Eran Lerman, former deputy director for foreign policy and international affairs at Israel’s National Security Council, hinted at further escalation in line with Israel’s policy to do whatever it deems necessary to address security threats from Iran. Although some analysts have wondered at why Israel is targeting lower-ranking officials, Lerman told Foreign Policy via encrypted communications that while he could neither confirm nor deny Israel’s role in the recent killings, “every key member in Iran’s nuclear and military apparatus is not necessarily a general.” He added: “Israel is aware of who is doing what and is trying to send a message to Iran to stop its destabilising activities or it could get much worse.”

As long as Tehran keeps transferring weapons to militias and seeks to build its leverage on states in the region, “little will change, and the risk of a wider conflict will be real,” Ross said. “My sense from discussions with Israeli security officials is that they are prepared to do much more if Iran does not take a step back.”

Indeed, on June 7, outgoing Israeli Prime Minister Naftali Bennett admitted to a strategic shift vis-à-vis Iran and said Israel had moved into “a higher gear” to contain the Iranian threat. “We are acting at all times and places, and we will continue to do so,” he said at a meeting of the parliamentary foreign affairs and defense committee.

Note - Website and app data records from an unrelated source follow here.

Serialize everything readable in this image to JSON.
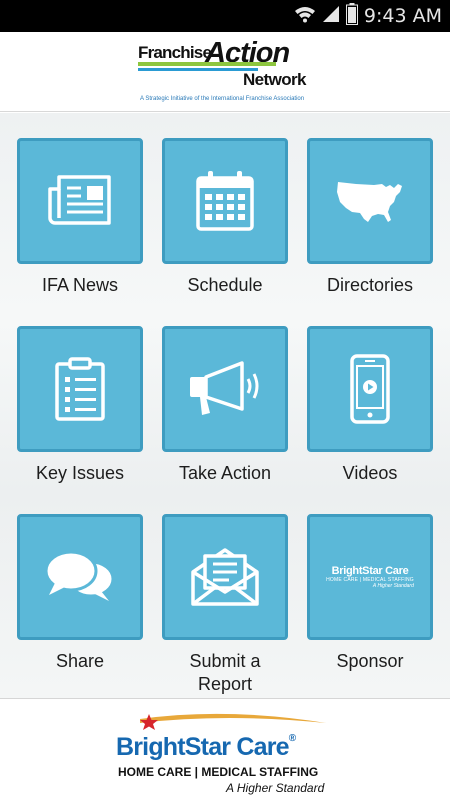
{
  "status_bar": {
    "time": "9:43 AM",
    "icons": [
      "wifi-icon",
      "signal-icon",
      "battery-icon"
    ]
  },
  "header": {
    "logo": {
      "word1": "Franchise",
      "word2": "Action",
      "word3": "Network",
      "tagline": "A Strategic Initiative of the International Franchise Association"
    }
  },
  "tiles": [
    {
      "label": "IFA News",
      "icon": "newspaper-icon"
    },
    {
      "label": "Schedule",
      "icon": "calendar-icon"
    },
    {
      "label": "Directories",
      "icon": "us-map-icon"
    },
    {
      "label": "Key Issues",
      "icon": "clipboard-icon"
    },
    {
      "label": "Take Action",
      "icon": "megaphone-icon"
    },
    {
      "label": "Videos",
      "icon": "phone-video-icon"
    },
    {
      "label": "Share",
      "icon": "chat-bubbles-icon"
    },
    {
      "label": "Submit a Report",
      "icon": "envelope-icon"
    },
    {
      "label": "Sponsor",
      "icon": "sponsor-logo"
    }
  ],
  "sponsor_tile_logo": {
    "name": "BrightStar Care",
    "sub": "HOME CARE | MEDICAL STAFFING",
    "tag": "A Higher Standard"
  },
  "footer": {
    "name": "BrightStar Care",
    "registered": "®",
    "sub": "HOME CARE | MEDICAL STAFFING",
    "tag": "A Higher Standard"
  },
  "colors": {
    "tile_fill": "#5bb8d8",
    "tile_border": "#3e9cc0",
    "brand_blue": "#1668b0",
    "logo_green": "#8dc63f"
  }
}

If there is further escalation, Iran—which just appointed a new commander, Brig. Gen. Mohammad Kazemi, to head the powerful intelligence service of the IRGC, without giving an official reason for the leadership change—will likely resort to actions short of war yet detrimental to Israeli, regional, and global security. It could, for example, threaten freedom of navigation in the strategic Strait of Hormuz—through which around a fifth of the world’s oil trade passes. This would cause already high oil prices to further skyrocket as well as disrupt supply chains.

Meanwhile, Israel sees any method short of outright war that delays Iran’s plans, increases the costs of carrying out its policies, exposes the weaknesses of their government to the Iranian people, and possibly discourages the country’s foot soldiers as worth the effort and risk. The expansion of covert war tactics and spy games between Israel and Iran is here to stay.